## [Data]
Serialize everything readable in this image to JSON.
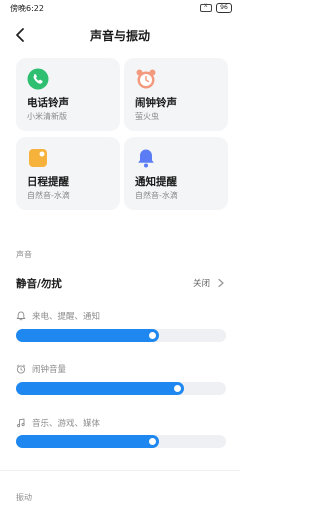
{
  "status_bar": {
    "time": "傍晚6:22",
    "battery": "96"
  },
  "header": {
    "title": "声音与振动"
  },
  "cards": [
    {
      "title": "电话铃声",
      "subtitle": "小米清新版",
      "icon": "phone-icon",
      "color": "#2fbf71"
    },
    {
      "title": "闹钟铃声",
      "subtitle": "萤火虫",
      "icon": "alarm-icon",
      "color": "#f39a7e"
    },
    {
      "title": "日程提醒",
      "subtitle": "自然音-水滴",
      "icon": "calendar-icon",
      "color": "#f7b23b"
    },
    {
      "title": "通知提醒",
      "subtitle": "自然音-水滴",
      "icon": "bell-icon",
      "color": "#5b7cf5"
    }
  ],
  "sound_section": {
    "label": "声音"
  },
  "dnd": {
    "title": "静音/勿扰",
    "value": "关闭"
  },
  "volumes": [
    {
      "label": "来电、提醒、通知",
      "icon": "bell-outline-icon",
      "level": 0.68
    },
    {
      "label": "闹钟音量",
      "icon": "alarm-outline-icon",
      "level": 0.8
    },
    {
      "label": "音乐、游戏、媒体",
      "icon": "music-note-icon",
      "level": 0.68
    }
  ],
  "vibration_section": {
    "label": "振动"
  },
  "colors": {
    "accent": "#1e88f0",
    "track": "#eef0f3",
    "card_bg": "#f4f5f7"
  }
}
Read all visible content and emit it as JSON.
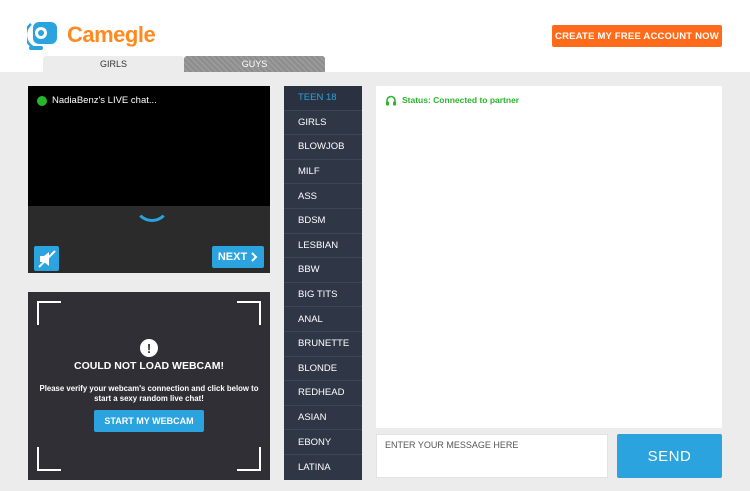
{
  "header": {
    "logo_text": "Camegle",
    "create_account_label": "CREATE MY FREE ACCOUNT NOW"
  },
  "tabs": [
    {
      "label": "GIRLS"
    },
    {
      "label": "GUYS"
    }
  ],
  "video": {
    "live_label": "NadiaBenz's LIVE chat...",
    "next_label": "NEXT",
    "mute_icon": "speaker-muted-icon",
    "status_dot_color": "#28b52a"
  },
  "webcam": {
    "icon": "exclamation-icon",
    "title": "COULD NOT LOAD WEBCAM!",
    "message": "Please verify your webcam's connection and click below to start a sexy random live chat!",
    "start_label": "START MY WEBCAM"
  },
  "categories": [
    {
      "label": "TEEN 18",
      "active": true
    },
    {
      "label": "GIRLS"
    },
    {
      "label": "BLOWJOB"
    },
    {
      "label": "MILF"
    },
    {
      "label": "ASS"
    },
    {
      "label": "BDSM"
    },
    {
      "label": "LESBIAN"
    },
    {
      "label": "BBW"
    },
    {
      "label": "BIG TITS"
    },
    {
      "label": "ANAL"
    },
    {
      "label": "BRUNETTE"
    },
    {
      "label": "BLONDE"
    },
    {
      "label": "REDHEAD"
    },
    {
      "label": "ASIAN"
    },
    {
      "label": "EBONY"
    },
    {
      "label": "LATINA"
    }
  ],
  "chat": {
    "status_icon": "headset-icon",
    "status_text": "Status: Connected to partner",
    "input_placeholder": "ENTER YOUR MESSAGE HERE",
    "send_label": "SEND"
  },
  "colors": {
    "accent_blue": "#2aa3df",
    "brand_orange": "#ff6b1a",
    "status_green": "#28b52a",
    "sidebar_dark": "#2f3746"
  }
}
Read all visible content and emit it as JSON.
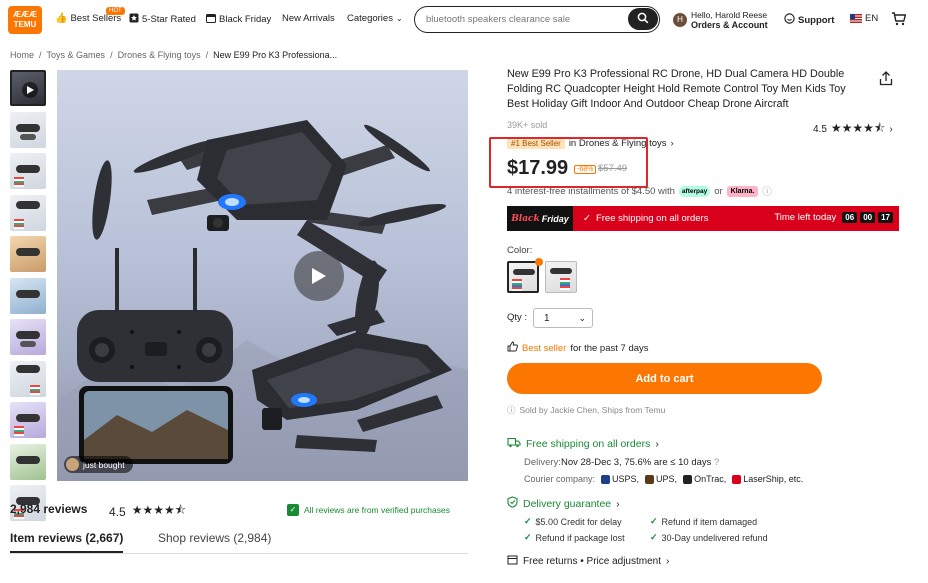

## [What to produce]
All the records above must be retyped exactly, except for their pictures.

## [Reply]
Serialize everything readable in this image to JSON.
{
  "status_bar": {
    "time": "傍晚6:22",
    "battery": "96"
  },
  "header": {
    "title": "声音与振动"
  },
  "cards": [
    {
      "title": "电话铃声",
      "subtitle": "小米清新版",
      "icon": "phone-icon",
      "color": "#2fbf71"
    },
    {
      "title": "闹钟铃声",
      "subtitle": "萤火虫",
      "icon": "alarm-icon",
      "color": "#f39a7e"
    },
    {
      "title": "日程提醒",
      "subtitle": "自然音-水滴",
      "icon": "calendar-icon",
      "color": "#f7b23b"
    },
    {
      "title": "通知提醒",
      "subtitle": "自然音-水滴",
      "icon": "bell-icon",
      "color": "#5b7cf5"
    }
  ],
  "sound_section": {
    "label": "声音"
  },
  "dnd": {
    "title": "静音/勿扰",
    "value": "关闭"
  },
  "volumes": [
    {
      "label": "来电、提醒、通知",
      "icon": "bell-outline-icon",
      "level": 0.68
    },
    {
      "label": "闹钟音量",
      "icon": "alarm-outline-icon",
      "level": 0.8
    },
    {
      "label": "音乐、游戏、媒体",
      "icon": "music-note-icon",
      "level": 0.68
    }
  ],
  "vibration_section": {
    "label": "振动"
  },
  "colors": {
    "accent": "#1e88f0",
    "track": "#eef0f3",
    "card_bg": "#f4f5f7"
  }
}
Read all visible content and emit it as JSON.
{
  "header": {
    "logo_text": "Camegle",
    "create_account_label": "CREATE MY FREE ACCOUNT NOW"
  },
  "tabs": [
    {
      "label": "GIRLS"
    },
    {
      "label": "GUYS"
    }
  ],
  "video": {
    "live_label": "NadiaBenz's LIVE chat...",
    "next_label": "NEXT",
    "mute_icon": "speaker-muted-icon",
    "status_dot_color": "#28b52a"
  },
  "webcam": {
    "icon": "exclamation-icon",
    "title": "COULD NOT LOAD WEBCAM!",
    "message": "Please verify your webcam's connection and click below to start a sexy random live chat!",
    "start_label": "START MY WEBCAM"
  },
  "categories": [
    {
      "label": "TEEN 18",
      "active": true
    },
    {
      "label": "GIRLS"
    },
    {
      "label": "BLOWJOB"
    },
    {
      "label": "MILF"
    },
    {
      "label": "ASS"
    },
    {
      "label": "BDSM"
    },
    {
      "label": "LESBIAN"
    },
    {
      "label": "BBW"
    },
    {
      "label": "BIG TITS"
    },
    {
      "label": "ANAL"
    },
    {
      "label": "BRUNETTE"
    },
    {
      "label": "BLONDE"
    },
    {
      "label": "REDHEAD"
    },
    {
      "label": "ASIAN"
    },
    {
      "label": "EBONY"
    },
    {
      "label": "LATINA"
    }
  ],
  "chat": {
    "status_icon": "headset-icon",
    "status_text": "Status: Connected to partner",
    "input_placeholder": "ENTER YOUR MESSAGE HERE",
    "send_label": "SEND"
  },
  "colors": {
    "accent_blue": "#2aa3df",
    "brand_orange": "#ff6b1a",
    "status_green": "#28b52a",
    "sidebar_dark": "#2f3746"
  }
}
Read all visible content and emit it as JSON.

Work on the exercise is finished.